» The problem
The entries below must be retyped exactly. Pictures are to be omitted.

» Records drawn from a dataset
____________

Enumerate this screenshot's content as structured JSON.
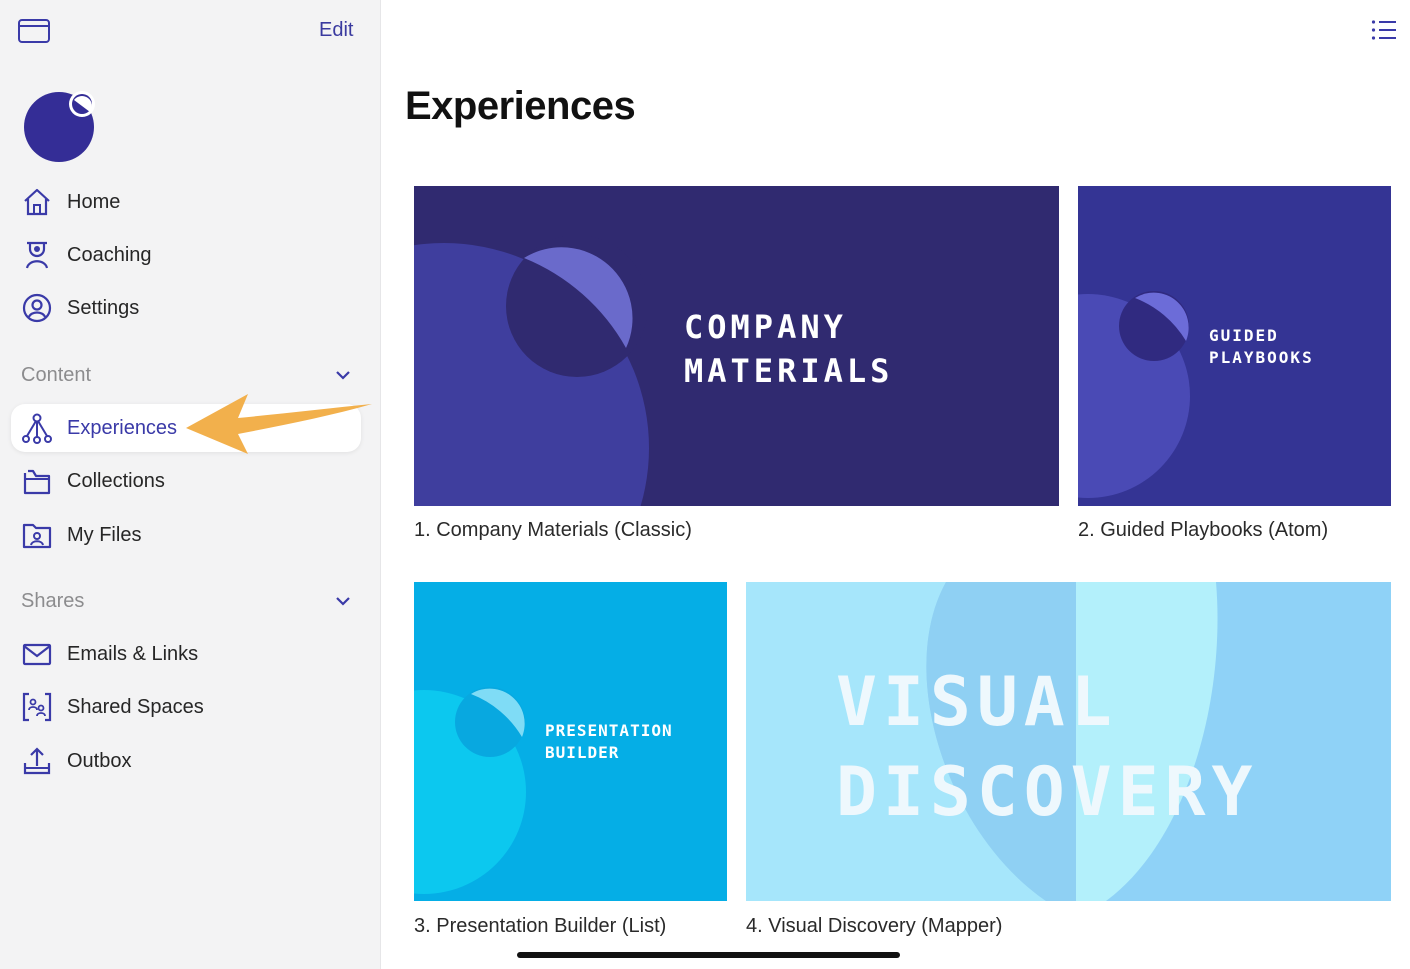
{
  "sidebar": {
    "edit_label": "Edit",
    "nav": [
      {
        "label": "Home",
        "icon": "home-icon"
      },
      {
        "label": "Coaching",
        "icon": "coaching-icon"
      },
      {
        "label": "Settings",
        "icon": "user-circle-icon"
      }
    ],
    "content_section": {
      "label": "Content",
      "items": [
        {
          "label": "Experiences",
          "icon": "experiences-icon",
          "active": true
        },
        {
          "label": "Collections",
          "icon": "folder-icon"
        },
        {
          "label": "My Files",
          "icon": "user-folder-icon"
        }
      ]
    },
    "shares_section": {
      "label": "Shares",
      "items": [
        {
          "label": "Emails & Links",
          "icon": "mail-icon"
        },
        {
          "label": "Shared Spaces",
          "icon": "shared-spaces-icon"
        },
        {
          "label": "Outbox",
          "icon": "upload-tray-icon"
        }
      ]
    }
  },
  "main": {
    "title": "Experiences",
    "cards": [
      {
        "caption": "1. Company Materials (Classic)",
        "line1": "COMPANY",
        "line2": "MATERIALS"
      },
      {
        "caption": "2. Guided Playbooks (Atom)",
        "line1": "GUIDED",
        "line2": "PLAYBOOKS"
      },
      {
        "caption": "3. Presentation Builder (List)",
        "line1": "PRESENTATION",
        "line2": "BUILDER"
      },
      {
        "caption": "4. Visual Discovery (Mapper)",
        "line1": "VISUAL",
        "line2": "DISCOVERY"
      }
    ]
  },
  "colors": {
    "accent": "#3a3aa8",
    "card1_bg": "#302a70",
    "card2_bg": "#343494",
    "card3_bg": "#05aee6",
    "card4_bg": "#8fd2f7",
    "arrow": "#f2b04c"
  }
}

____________

» Solution to the exercise
Enumerate this screenshot's content as structured JSON.
{
  "sidebar": {
    "edit_label": "Edit",
    "nav": [
      {
        "label": "Home",
        "icon": "home-icon"
      },
      {
        "label": "Coaching",
        "icon": "coaching-icon"
      },
      {
        "label": "Settings",
        "icon": "user-circle-icon"
      }
    ],
    "content_section": {
      "label": "Content",
      "items": [
        {
          "label": "Experiences",
          "icon": "experiences-icon",
          "active": true
        },
        {
          "label": "Collections",
          "icon": "folder-icon"
        },
        {
          "label": "My Files",
          "icon": "user-folder-icon"
        }
      ]
    },
    "shares_section": {
      "label": "Shares",
      "items": [
        {
          "label": "Emails & Links",
          "icon": "mail-icon"
        },
        {
          "label": "Shared Spaces",
          "icon": "shared-spaces-icon"
        },
        {
          "label": "Outbox",
          "icon": "upload-tray-icon"
        }
      ]
    }
  },
  "main": {
    "title": "Experiences",
    "cards": [
      {
        "caption": "1. Company Materials (Classic)",
        "line1": "COMPANY",
        "line2": "MATERIALS"
      },
      {
        "caption": "2. Guided Playbooks (Atom)",
        "line1": "GUIDED",
        "line2": "PLAYBOOKS"
      },
      {
        "caption": "3. Presentation Builder (List)",
        "line1": "PRESENTATION",
        "line2": "BUILDER"
      },
      {
        "caption": "4. Visual Discovery (Mapper)",
        "line1": "VISUAL",
        "line2": "DISCOVERY"
      }
    ]
  },
  "colors": {
    "accent": "#3a3aa8",
    "card1_bg": "#302a70",
    "card2_bg": "#343494",
    "card3_bg": "#05aee6",
    "card4_bg": "#8fd2f7",
    "arrow": "#f2b04c"
  }
}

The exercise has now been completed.